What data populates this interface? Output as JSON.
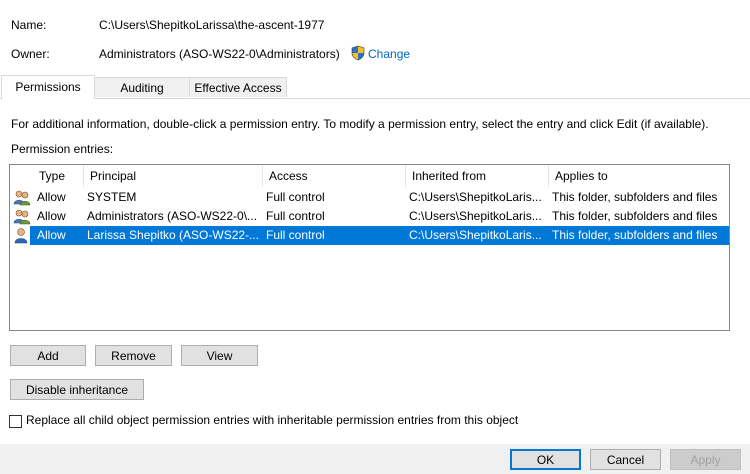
{
  "header": {
    "name_label": "Name:",
    "name_value": "C:\\Users\\ShepitkoLarissa\\the-ascent-1977",
    "owner_label": "Owner:",
    "owner_value": "Administrators (ASO-WS22-0\\Administrators)",
    "change_link": "Change"
  },
  "tabs": [
    {
      "label": "Permissions",
      "active": true
    },
    {
      "label": "Auditing",
      "active": false
    },
    {
      "label": "Effective Access",
      "active": false
    }
  ],
  "permissions": {
    "info_text": "For additional information, double-click a permission entry. To modify a permission entry, select the entry and click Edit (if available).",
    "entries_label": "Permission entries:",
    "columns": [
      "Type",
      "Principal",
      "Access",
      "Inherited from",
      "Applies to"
    ],
    "rows": [
      {
        "icon": "group-users-icon",
        "type": "Allow",
        "principal": "SYSTEM",
        "access": "Full control",
        "inherited": "C:\\Users\\ShepitkoLaris...",
        "applies": "This folder, subfolders and files",
        "selected": false
      },
      {
        "icon": "group-users-icon",
        "type": "Allow",
        "principal": "Administrators (ASO-WS22-0\\...",
        "access": "Full control",
        "inherited": "C:\\Users\\ShepitkoLaris...",
        "applies": "This folder, subfolders and files",
        "selected": false
      },
      {
        "icon": "single-user-icon",
        "type": "Allow",
        "principal": "Larissa Shepitko (ASO-WS22-...",
        "access": "Full control",
        "inherited": "C:\\Users\\ShepitkoLaris...",
        "applies": "This folder, subfolders and files",
        "selected": true
      }
    ],
    "buttons": {
      "add": "Add",
      "remove": "Remove",
      "view": "View"
    },
    "disable_inheritance": "Disable inheritance",
    "replace_checkbox": {
      "label": "Replace all child object permission entries with inheritable permission entries from this object",
      "checked": false
    }
  },
  "footer": {
    "ok": "OK",
    "cancel": "Cancel",
    "apply": "Apply"
  },
  "colors": {
    "link": "#0066cc",
    "selection": "#0078d7"
  }
}
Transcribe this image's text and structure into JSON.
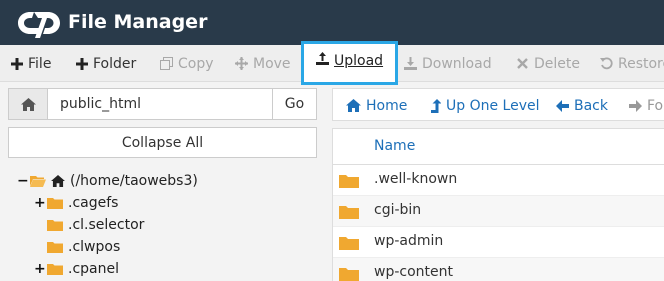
{
  "app": {
    "title": "File Manager"
  },
  "toolbar": {
    "file": "File",
    "folder": "Folder",
    "copy": "Copy",
    "move": "Move",
    "upload": "Upload",
    "download": "Download",
    "delete": "Delete",
    "restore": "Restore"
  },
  "path_bar": {
    "value": "public_html",
    "go": "Go"
  },
  "collapse_all": "Collapse All",
  "tree": {
    "root": "(/home/taowebs3)",
    "items": [
      ".cagefs",
      ".cl.selector",
      ".clwpos",
      ".cpanel"
    ]
  },
  "nav": {
    "home": "Home",
    "up": "Up One Level",
    "back": "Back",
    "forward": "For"
  },
  "files": {
    "column_name": "Name",
    "rows": [
      ".well-known",
      "cgi-bin",
      "wp-admin",
      "wp-content"
    ]
  },
  "colors": {
    "header_bg": "#293a4a",
    "accent": "#2aa7e6",
    "link": "#1d6fb8",
    "folder": "#f0a830"
  },
  "icons": {
    "logo": "cpanel-logo",
    "folder": "folder-icon",
    "home": "home-icon"
  }
}
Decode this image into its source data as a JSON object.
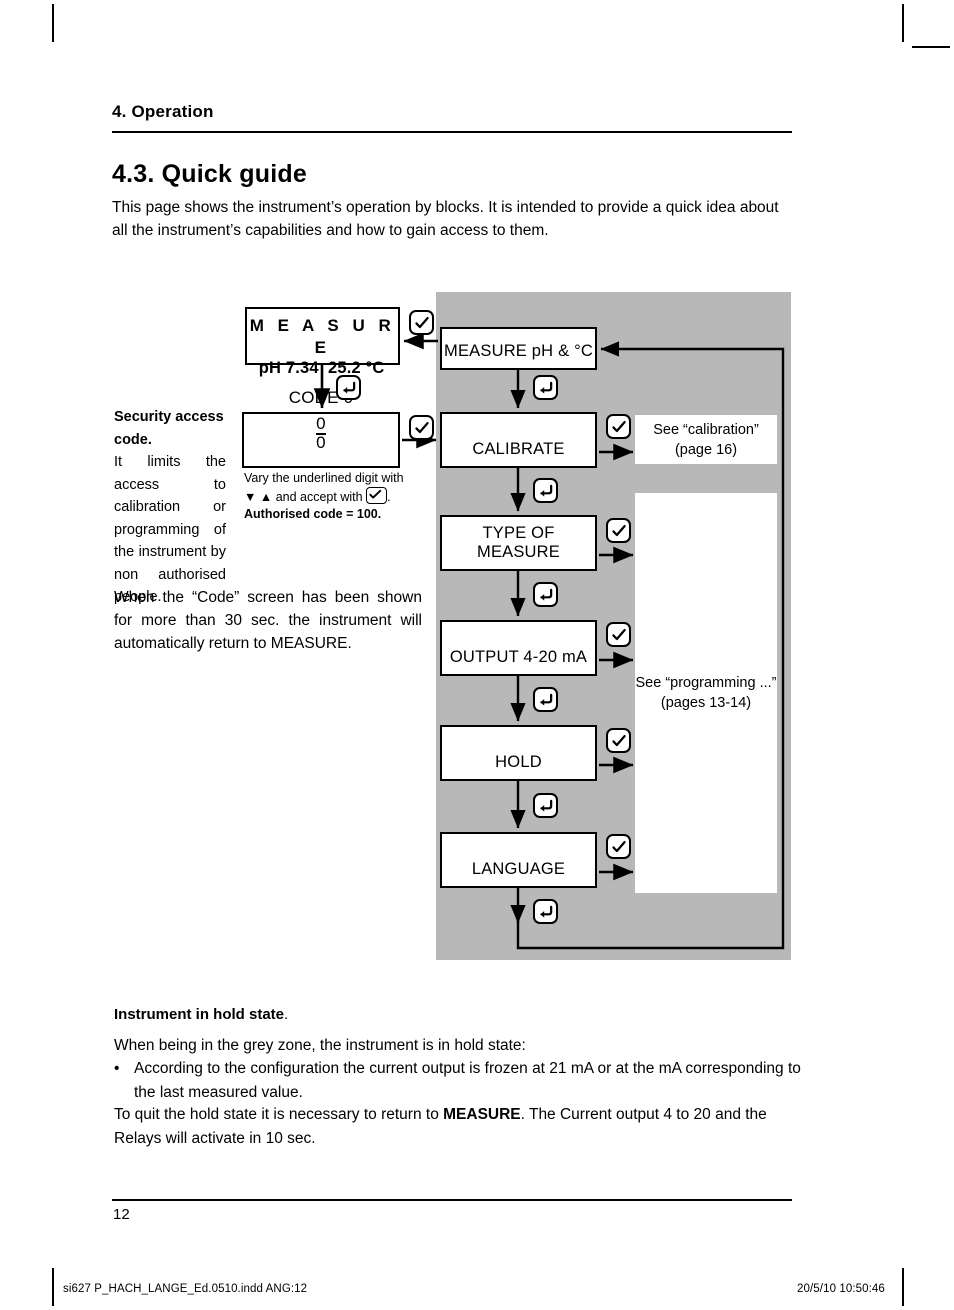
{
  "header": {
    "chapter": "4. Operation",
    "section_title": "4.3. Quick guide",
    "intro": "This page shows the instrument’s operation by blocks. It is intended to provide a quick idea about all the instrument’s capabilities and how to gain access to them."
  },
  "security": {
    "heading": "Security access code.",
    "column_text": "It limits the access to calibration or programming of the instrument by non authorised people.",
    "wide_text": "When the “Code” screen has been shown for more than 30 sec. the instrument will automatically return to MEASURE."
  },
  "diagram": {
    "lcd": {
      "title": "M E A S U R E",
      "ph": "pH 7.34",
      "temp": "25.2 °C"
    },
    "code_box": {
      "label_prefix": "CODE 0",
      "label_underlined": "0",
      "label_suffix": "0",
      "full_label": "CODE 000"
    },
    "code_caption": {
      "line1": "Vary the underlined digit with",
      "line2_prefix": "▼ ▲ and accept with",
      "line2_suffix": ".",
      "line3": "Authorised code = 100."
    },
    "blocks": [
      {
        "id": "measure-ph",
        "label": "MEASURE pH & °C"
      },
      {
        "id": "calibrate",
        "label": "CALIBRATE"
      },
      {
        "id": "type-of-measure",
        "label": "TYPE OF MEASURE"
      },
      {
        "id": "output",
        "label": "OUTPUT 4-20 mA"
      },
      {
        "id": "hold",
        "label": "HOLD"
      },
      {
        "id": "language",
        "label": "LANGUAGE"
      }
    ],
    "references": [
      {
        "id": "calibration",
        "line1": "See “calibration”",
        "line2": "(page 16)"
      },
      {
        "id": "programming",
        "line1": "See “programming ...”",
        "line2": "(pages 13-14)"
      }
    ],
    "keys": {
      "enter": "check-key",
      "back": "back-key"
    },
    "grey_zone_color": "#b8b8b8"
  },
  "hold_state": {
    "heading": "Instrument in hold state",
    "heading_period": ".",
    "p1": "When being in the grey zone, the instrument is in hold state:",
    "bullet_marker": "•",
    "bullet": "According to the configuration the current output is frozen at 21 mA or at the mA corresponding to the last measured value.",
    "p2_part1": "To quit the hold state it is necessary to return to ",
    "p2_bold": "MEASURE",
    "p2_part2": ". The Current output 4 to 20 and the Relays will activate in 10 sec."
  },
  "footer": {
    "page_number": "12",
    "print_meta_left": "si627 P_HACH_LANGE_Ed.0510.indd   ANG:12",
    "print_meta_right": "20/5/10   10:50:46"
  }
}
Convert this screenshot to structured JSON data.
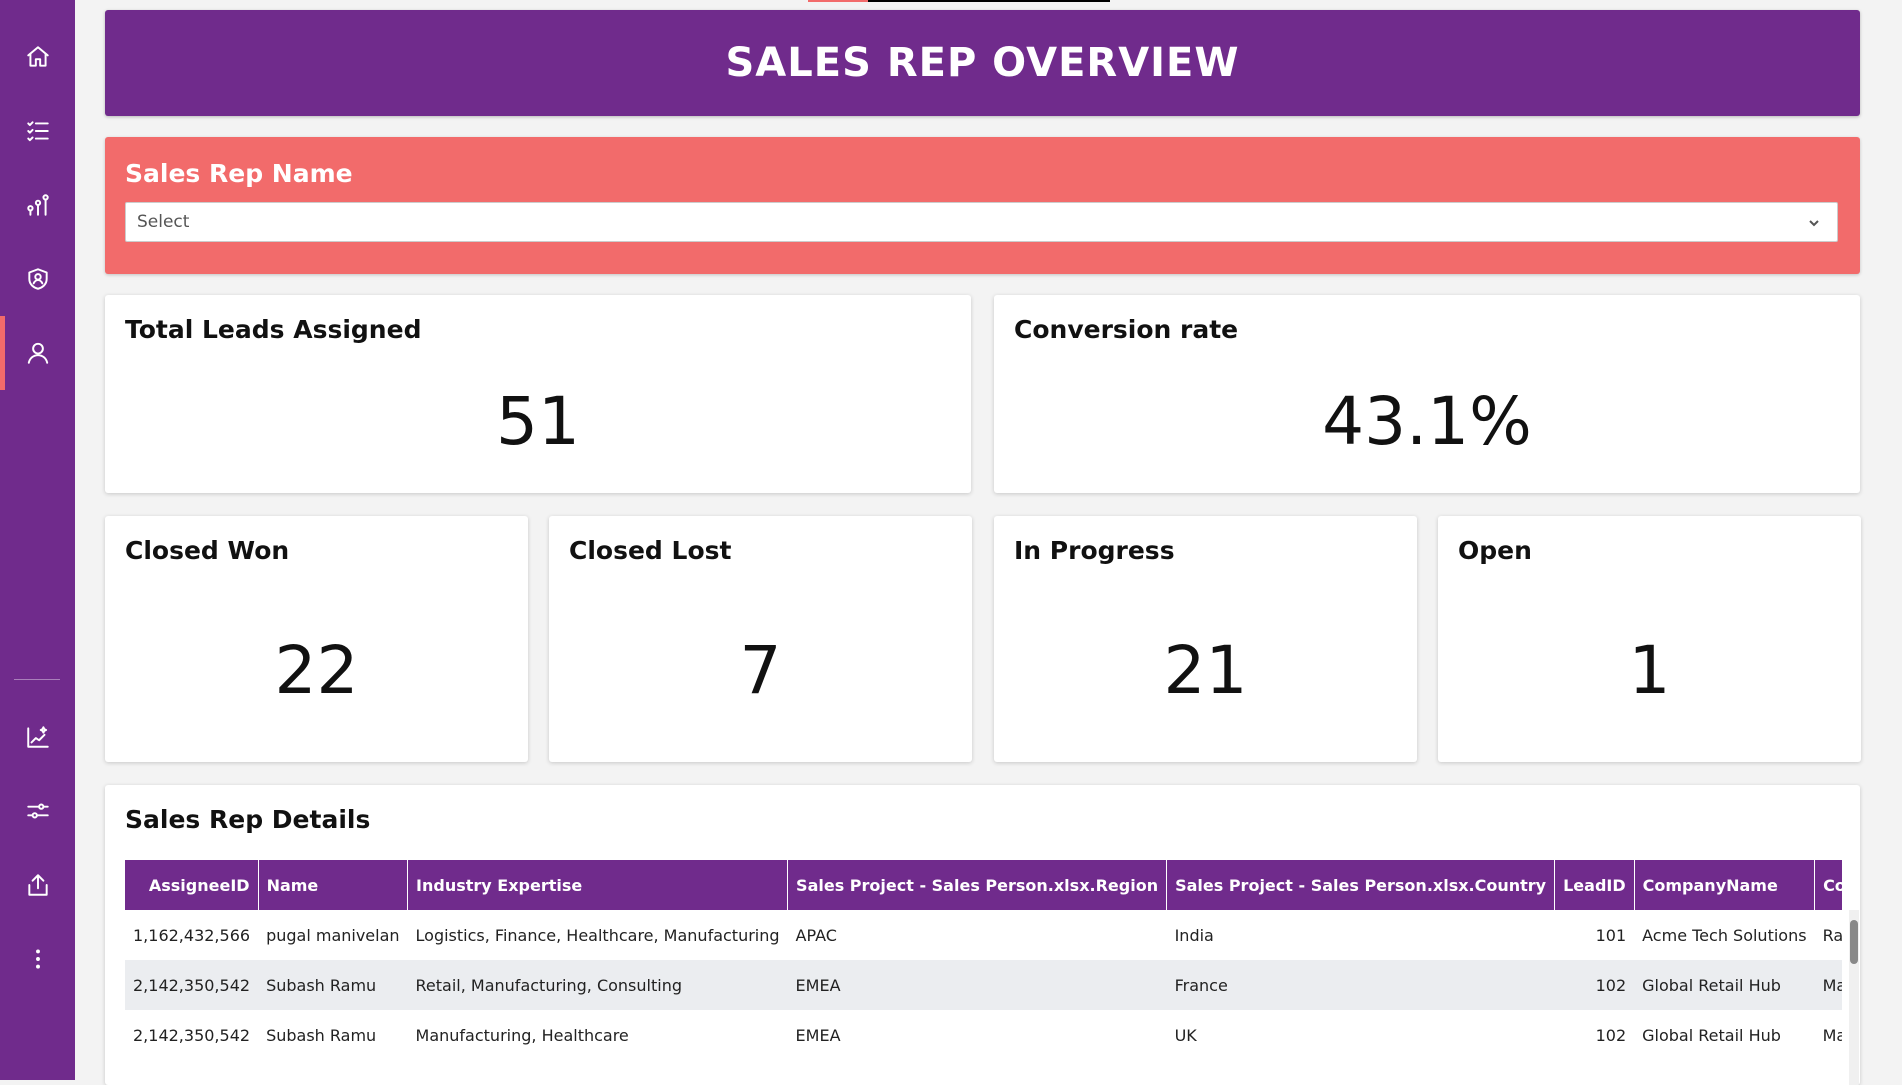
{
  "sidebar": {
    "top_items": [
      {
        "name": "home",
        "icon": "home-icon"
      },
      {
        "name": "tasks",
        "icon": "checklist-icon"
      },
      {
        "name": "analytics",
        "icon": "analytics-icon"
      },
      {
        "name": "security",
        "icon": "shield-user-icon"
      },
      {
        "name": "people",
        "icon": "person-icon",
        "active": true
      }
    ],
    "bottom_items": [
      {
        "name": "insights",
        "icon": "chart-sparkle-icon"
      },
      {
        "name": "settings",
        "icon": "sliders-icon"
      },
      {
        "name": "share",
        "icon": "share-upload-icon"
      },
      {
        "name": "more",
        "icon": "more-vertical-icon"
      }
    ]
  },
  "header": {
    "title": "SALES REP OVERVIEW"
  },
  "filter": {
    "label": "Sales Rep Name",
    "placeholder": "Select"
  },
  "kpis": {
    "total_leads": {
      "title": "Total Leads Assigned",
      "value": "51"
    },
    "conversion": {
      "title": "Conversion rate",
      "value": "43.1%"
    },
    "closed_won": {
      "title": "Closed Won",
      "value": "22"
    },
    "closed_lost": {
      "title": "Closed Lost",
      "value": "7"
    },
    "in_progress": {
      "title": "In Progress",
      "value": "21"
    },
    "open": {
      "title": "Open",
      "value": "1"
    }
  },
  "details": {
    "title": "Sales Rep Details",
    "columns": [
      "AssigneeID",
      "Name",
      "Industry Expertise",
      "Sales Project - Sales Person.xlsx.Region",
      "Sales Project - Sales Person.xlsx.Country",
      "LeadID",
      "CompanyName",
      "ContactPerson"
    ],
    "rows": [
      [
        "1,162,432,566",
        "pugal manivelan",
        "Logistics, Finance, Healthcare, Manufacturing",
        "APAC",
        "India",
        "101",
        "Acme Tech Solutions",
        "Rahul Mehta"
      ],
      [
        "2,142,350,542",
        "Subash Ramu",
        "Retail, Manufacturing, Consulting",
        "EMEA",
        "France",
        "102",
        "Global Retail Hub",
        "Marie Laurent"
      ],
      [
        "2,142,350,542",
        "Subash Ramu",
        "Manufacturing, Healthcare",
        "EMEA",
        "UK",
        "102",
        "Global Retail Hub",
        "Marie Laurent"
      ]
    ]
  },
  "colors": {
    "primary": "#702b8c",
    "accent": "#f26b6b"
  }
}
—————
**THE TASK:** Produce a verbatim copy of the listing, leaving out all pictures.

**YOUR SOLUTION:**
What data populates this interface? Output as JSON.
{
  "header": {
    "name_label": "Name:",
    "name_value": "C:\\Users\\ShepitkoLarissa\\the-ascent-1977",
    "owner_label": "Owner:",
    "owner_value": "Administrators (ASO-WS22-0\\Administrators)",
    "change_link": "Change"
  },
  "tabs": [
    {
      "label": "Permissions",
      "active": true
    },
    {
      "label": "Auditing",
      "active": false
    },
    {
      "label": "Effective Access",
      "active": false
    }
  ],
  "permissions": {
    "info_text": "For additional information, double-click a permission entry. To modify a permission entry, select the entry and click Edit (if available).",
    "entries_label": "Permission entries:",
    "columns": [
      "Type",
      "Principal",
      "Access",
      "Inherited from",
      "Applies to"
    ],
    "rows": [
      {
        "icon": "group-users-icon",
        "type": "Allow",
        "principal": "SYSTEM",
        "access": "Full control",
        "inherited": "C:\\Users\\ShepitkoLaris...",
        "applies": "This folder, subfolders and files",
        "selected": false
      },
      {
        "icon": "group-users-icon",
        "type": "Allow",
        "principal": "Administrators (ASO-WS22-0\\...",
        "access": "Full control",
        "inherited": "C:\\Users\\ShepitkoLaris...",
        "applies": "This folder, subfolders and files",
        "selected": false
      },
      {
        "icon": "single-user-icon",
        "type": "Allow",
        "principal": "Larissa Shepitko (ASO-WS22-...",
        "access": "Full control",
        "inherited": "C:\\Users\\ShepitkoLaris...",
        "applies": "This folder, subfolders and files",
        "selected": true
      }
    ],
    "buttons": {
      "add": "Add",
      "remove": "Remove",
      "view": "View"
    },
    "disable_inheritance": "Disable inheritance",
    "replace_checkbox": {
      "label": "Replace all child object permission entries with inheritable permission entries from this object",
      "checked": false
    }
  },
  "footer": {
    "ok": "OK",
    "cancel": "Cancel",
    "apply": "Apply"
  },
  "colors": {
    "link": "#0066cc",
    "selection": "#0078d7"
  }
}
Transcribe this image's text and structure into JSON.
{
  "app": {
    "title": "File Manager"
  },
  "toolbar": {
    "file": "File",
    "folder": "Folder",
    "copy": "Copy",
    "move": "Move",
    "upload": "Upload",
    "download": "Download",
    "delete": "Delete",
    "restore": "Restore"
  },
  "path_bar": {
    "value": "public_html",
    "go": "Go"
  },
  "collapse_all": "Collapse All",
  "tree": {
    "root": "(/home/taowebs3)",
    "items": [
      ".cagefs",
      ".cl.selector",
      ".clwpos",
      ".cpanel"
    ]
  },
  "nav": {
    "home": "Home",
    "up": "Up One Level",
    "back": "Back",
    "forward": "For"
  },
  "files": {
    "column_name": "Name",
    "rows": [
      ".well-known",
      "cgi-bin",
      "wp-admin",
      "wp-content"
    ]
  },
  "colors": {
    "header_bg": "#293a4a",
    "accent": "#2aa7e6",
    "link": "#1d6fb8",
    "folder": "#f0a830"
  },
  "icons": {
    "logo": "cpanel-logo",
    "folder": "folder-icon",
    "home": "home-icon"
  }
}
Decode this image into its source data as a JSON object.
{
  "header": {
    "chapter": "4. Operation",
    "section_title": "4.3. Quick guide",
    "intro": "This page shows the instrument’s operation by blocks. It is intended to provide a quick idea about all the instrument’s capabilities and how to gain access to them."
  },
  "security": {
    "heading": "Security access code.",
    "column_text": "It limits the access to calibration or programming of the instrument by non authorised people.",
    "wide_text": "When the “Code” screen has been shown for more than 30 sec. the instrument will automatically return to MEASURE."
  },
  "diagram": {
    "lcd": {
      "title": "M E A S U R E",
      "ph": "pH 7.34",
      "temp": "25.2 °C"
    },
    "code_box": {
      "label_prefix": "CODE 0",
      "label_underlined": "0",
      "label_suffix": "0",
      "full_label": "CODE 000"
    },
    "code_caption": {
      "line1": "Vary the underlined digit with",
      "line2_prefix": "▼ ▲ and accept with",
      "line2_suffix": ".",
      "line3": "Authorised code = 100."
    },
    "blocks": [
      {
        "id": "measure-ph",
        "label": "MEASURE pH & °C"
      },
      {
        "id": "calibrate",
        "label": "CALIBRATE"
      },
      {
        "id": "type-of-measure",
        "label": "TYPE OF MEASURE"
      },
      {
        "id": "output",
        "label": "OUTPUT 4-20 mA"
      },
      {
        "id": "hold",
        "label": "HOLD"
      },
      {
        "id": "language",
        "label": "LANGUAGE"
      }
    ],
    "references": [
      {
        "id": "calibration",
        "line1": "See “calibration”",
        "line2": "(page 16)"
      },
      {
        "id": "programming",
        "line1": "See “programming ...”",
        "line2": "(pages 13-14)"
      }
    ],
    "keys": {
      "enter": "check-key",
      "back": "back-key"
    },
    "grey_zone_color": "#b8b8b8"
  },
  "hold_state": {
    "heading": "Instrument in hold state",
    "heading_period": ".",
    "p1": "When being in the grey zone, the instrument is in hold state:",
    "bullet_marker": "•",
    "bullet": "According to the configuration the current output is frozen at 21 mA or at the mA corresponding to the last measured value.",
    "p2_part1": "To quit the hold state it is necessary to return to ",
    "p2_bold": "MEASURE",
    "p2_part2": ". The Current output 4 to 20 and the Relays will activate in 10 sec."
  },
  "footer": {
    "page_number": "12",
    "print_meta_left": "si627 P_HACH_LANGE_Ed.0510.indd   ANG:12",
    "print_meta_right": "20/5/10   10:50:46"
  }
}
Convert this screenshot to structured JSON data.
{
  "sidebar": {
    "top_items": [
      {
        "name": "home",
        "icon": "home-icon"
      },
      {
        "name": "tasks",
        "icon": "checklist-icon"
      },
      {
        "name": "analytics",
        "icon": "analytics-icon"
      },
      {
        "name": "security",
        "icon": "shield-user-icon"
      },
      {
        "name": "people",
        "icon": "person-icon",
        "active": true
      }
    ],
    "bottom_items": [
      {
        "name": "insights",
        "icon": "chart-sparkle-icon"
      },
      {
        "name": "settings",
        "icon": "sliders-icon"
      },
      {
        "name": "share",
        "icon": "share-upload-icon"
      },
      {
        "name": "more",
        "icon": "more-vertical-icon"
      }
    ]
  },
  "header": {
    "title": "SALES REP OVERVIEW"
  },
  "filter": {
    "label": "Sales Rep Name",
    "placeholder": "Select"
  },
  "kpis": {
    "total_leads": {
      "title": "Total Leads Assigned",
      "value": "51"
    },
    "conversion": {
      "title": "Conversion rate",
      "value": "43.1%"
    },
    "closed_won": {
      "title": "Closed Won",
      "value": "22"
    },
    "closed_lost": {
      "title": "Closed Lost",
      "value": "7"
    },
    "in_progress": {
      "title": "In Progress",
      "value": "21"
    },
    "open": {
      "title": "Open",
      "value": "1"
    }
  },
  "details": {
    "title": "Sales Rep Details",
    "columns": [
      "AssigneeID",
      "Name",
      "Industry Expertise",
      "Sales Project - Sales Person.xlsx.Region",
      "Sales Project - Sales Person.xlsx.Country",
      "LeadID",
      "CompanyName",
      "ContactPerson"
    ],
    "rows": [
      [
        "1,162,432,566",
        "pugal manivelan",
        "Logistics, Finance, Healthcare, Manufacturing",
        "APAC",
        "India",
        "101",
        "Acme Tech Solutions",
        "Rahul Mehta"
      ],
      [
        "2,142,350,542",
        "Subash Ramu",
        "Retail, Manufacturing, Consulting",
        "EMEA",
        "France",
        "102",
        "Global Retail Hub",
        "Marie Laurent"
      ],
      [
        "2,142,350,542",
        "Subash Ramu",
        "Manufacturing, Healthcare",
        "EMEA",
        "UK",
        "102",
        "Global Retail Hub",
        "Marie Laurent"
      ]
    ]
  },
  "colors": {
    "primary": "#702b8c",
    "accent": "#f26b6b"
  }
}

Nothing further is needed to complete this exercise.